WHAT YOU SHOULD DO: Could you return each line of the material that has "title" in it?

TASK MATERIAL:

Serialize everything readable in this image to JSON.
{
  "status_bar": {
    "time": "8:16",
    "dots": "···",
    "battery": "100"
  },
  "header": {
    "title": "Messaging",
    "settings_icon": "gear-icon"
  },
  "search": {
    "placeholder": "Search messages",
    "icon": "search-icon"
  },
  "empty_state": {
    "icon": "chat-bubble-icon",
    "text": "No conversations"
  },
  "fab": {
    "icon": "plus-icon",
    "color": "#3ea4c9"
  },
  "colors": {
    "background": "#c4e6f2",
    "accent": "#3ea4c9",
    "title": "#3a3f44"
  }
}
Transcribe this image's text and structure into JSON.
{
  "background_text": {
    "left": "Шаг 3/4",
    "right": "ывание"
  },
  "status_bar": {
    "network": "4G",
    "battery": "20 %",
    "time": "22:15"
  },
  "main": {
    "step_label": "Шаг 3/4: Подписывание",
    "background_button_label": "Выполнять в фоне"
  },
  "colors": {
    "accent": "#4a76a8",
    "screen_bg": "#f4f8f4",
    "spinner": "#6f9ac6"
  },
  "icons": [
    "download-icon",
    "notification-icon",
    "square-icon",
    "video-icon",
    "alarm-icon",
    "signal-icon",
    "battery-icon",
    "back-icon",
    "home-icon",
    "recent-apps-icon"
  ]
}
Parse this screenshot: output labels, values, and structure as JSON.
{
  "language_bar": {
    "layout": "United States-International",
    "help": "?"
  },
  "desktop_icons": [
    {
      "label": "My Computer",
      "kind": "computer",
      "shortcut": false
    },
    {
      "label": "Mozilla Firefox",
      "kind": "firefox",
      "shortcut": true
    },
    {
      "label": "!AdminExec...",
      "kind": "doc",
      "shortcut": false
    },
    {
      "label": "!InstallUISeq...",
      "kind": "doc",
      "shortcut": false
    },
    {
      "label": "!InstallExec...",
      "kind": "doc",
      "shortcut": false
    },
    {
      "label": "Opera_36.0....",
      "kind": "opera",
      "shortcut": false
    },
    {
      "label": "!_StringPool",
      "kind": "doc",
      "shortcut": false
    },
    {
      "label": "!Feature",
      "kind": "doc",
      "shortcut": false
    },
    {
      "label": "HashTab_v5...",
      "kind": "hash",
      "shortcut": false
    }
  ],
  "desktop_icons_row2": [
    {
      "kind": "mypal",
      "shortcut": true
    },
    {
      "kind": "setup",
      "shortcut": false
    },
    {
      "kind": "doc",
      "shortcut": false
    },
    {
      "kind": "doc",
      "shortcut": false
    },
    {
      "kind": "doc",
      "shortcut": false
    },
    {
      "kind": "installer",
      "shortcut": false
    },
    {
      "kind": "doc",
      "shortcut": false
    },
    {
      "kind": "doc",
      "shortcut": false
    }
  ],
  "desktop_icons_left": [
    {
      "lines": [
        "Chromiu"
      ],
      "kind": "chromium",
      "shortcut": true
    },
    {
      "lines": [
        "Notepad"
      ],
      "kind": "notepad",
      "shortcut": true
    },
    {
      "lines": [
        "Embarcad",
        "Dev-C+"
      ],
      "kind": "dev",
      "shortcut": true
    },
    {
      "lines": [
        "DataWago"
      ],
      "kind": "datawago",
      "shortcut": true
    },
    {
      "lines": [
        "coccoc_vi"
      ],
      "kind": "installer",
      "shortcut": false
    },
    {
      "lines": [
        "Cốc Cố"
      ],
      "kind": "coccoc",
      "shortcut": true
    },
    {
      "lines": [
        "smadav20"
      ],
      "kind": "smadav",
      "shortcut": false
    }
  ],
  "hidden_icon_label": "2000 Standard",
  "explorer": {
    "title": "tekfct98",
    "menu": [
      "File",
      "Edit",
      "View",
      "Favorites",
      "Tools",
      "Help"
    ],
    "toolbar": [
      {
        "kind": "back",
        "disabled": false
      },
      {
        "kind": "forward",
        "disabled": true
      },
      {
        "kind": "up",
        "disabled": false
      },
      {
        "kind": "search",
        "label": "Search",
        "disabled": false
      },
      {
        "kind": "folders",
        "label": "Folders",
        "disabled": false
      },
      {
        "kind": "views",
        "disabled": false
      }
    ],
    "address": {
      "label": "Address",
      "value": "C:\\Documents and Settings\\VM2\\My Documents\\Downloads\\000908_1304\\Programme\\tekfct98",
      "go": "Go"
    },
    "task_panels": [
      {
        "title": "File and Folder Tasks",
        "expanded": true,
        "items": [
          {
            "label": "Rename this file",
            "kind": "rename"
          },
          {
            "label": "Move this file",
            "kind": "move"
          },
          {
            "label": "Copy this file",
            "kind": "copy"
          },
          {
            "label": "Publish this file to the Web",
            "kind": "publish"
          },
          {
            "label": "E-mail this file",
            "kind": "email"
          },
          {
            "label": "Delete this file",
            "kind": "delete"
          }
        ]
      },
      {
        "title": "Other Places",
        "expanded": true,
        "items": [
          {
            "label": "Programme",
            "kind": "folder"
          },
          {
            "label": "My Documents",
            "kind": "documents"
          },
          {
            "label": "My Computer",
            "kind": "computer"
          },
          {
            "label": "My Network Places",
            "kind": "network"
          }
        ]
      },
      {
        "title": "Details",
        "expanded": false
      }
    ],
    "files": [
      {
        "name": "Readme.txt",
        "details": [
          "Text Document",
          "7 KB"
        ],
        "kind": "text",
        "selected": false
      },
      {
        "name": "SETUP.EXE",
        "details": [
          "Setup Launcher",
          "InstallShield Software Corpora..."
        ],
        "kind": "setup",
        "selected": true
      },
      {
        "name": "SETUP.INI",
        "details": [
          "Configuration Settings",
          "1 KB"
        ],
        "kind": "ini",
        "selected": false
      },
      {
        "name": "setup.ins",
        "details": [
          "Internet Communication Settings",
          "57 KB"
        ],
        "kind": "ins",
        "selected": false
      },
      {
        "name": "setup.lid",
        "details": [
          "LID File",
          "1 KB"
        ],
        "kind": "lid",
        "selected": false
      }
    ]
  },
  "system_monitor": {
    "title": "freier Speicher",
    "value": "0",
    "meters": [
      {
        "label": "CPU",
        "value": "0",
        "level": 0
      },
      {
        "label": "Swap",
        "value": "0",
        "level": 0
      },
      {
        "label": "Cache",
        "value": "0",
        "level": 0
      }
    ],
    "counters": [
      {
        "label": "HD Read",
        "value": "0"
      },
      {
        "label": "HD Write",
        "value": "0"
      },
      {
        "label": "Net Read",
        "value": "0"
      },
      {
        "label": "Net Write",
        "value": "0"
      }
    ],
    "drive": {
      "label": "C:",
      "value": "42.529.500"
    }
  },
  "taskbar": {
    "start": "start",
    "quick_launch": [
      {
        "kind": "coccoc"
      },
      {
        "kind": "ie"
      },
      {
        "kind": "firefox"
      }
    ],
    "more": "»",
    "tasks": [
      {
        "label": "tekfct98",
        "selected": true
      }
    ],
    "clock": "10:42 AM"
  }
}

RESULT OF THIS EXERCISE:
    "title": "Messaging",
    "title": "#3a3f44"
    "title": "tekfct98",
        "title": "File and Folder Tasks",
        "title": "Other Places",
        "title": "Details",
    "title": "freier Speicher",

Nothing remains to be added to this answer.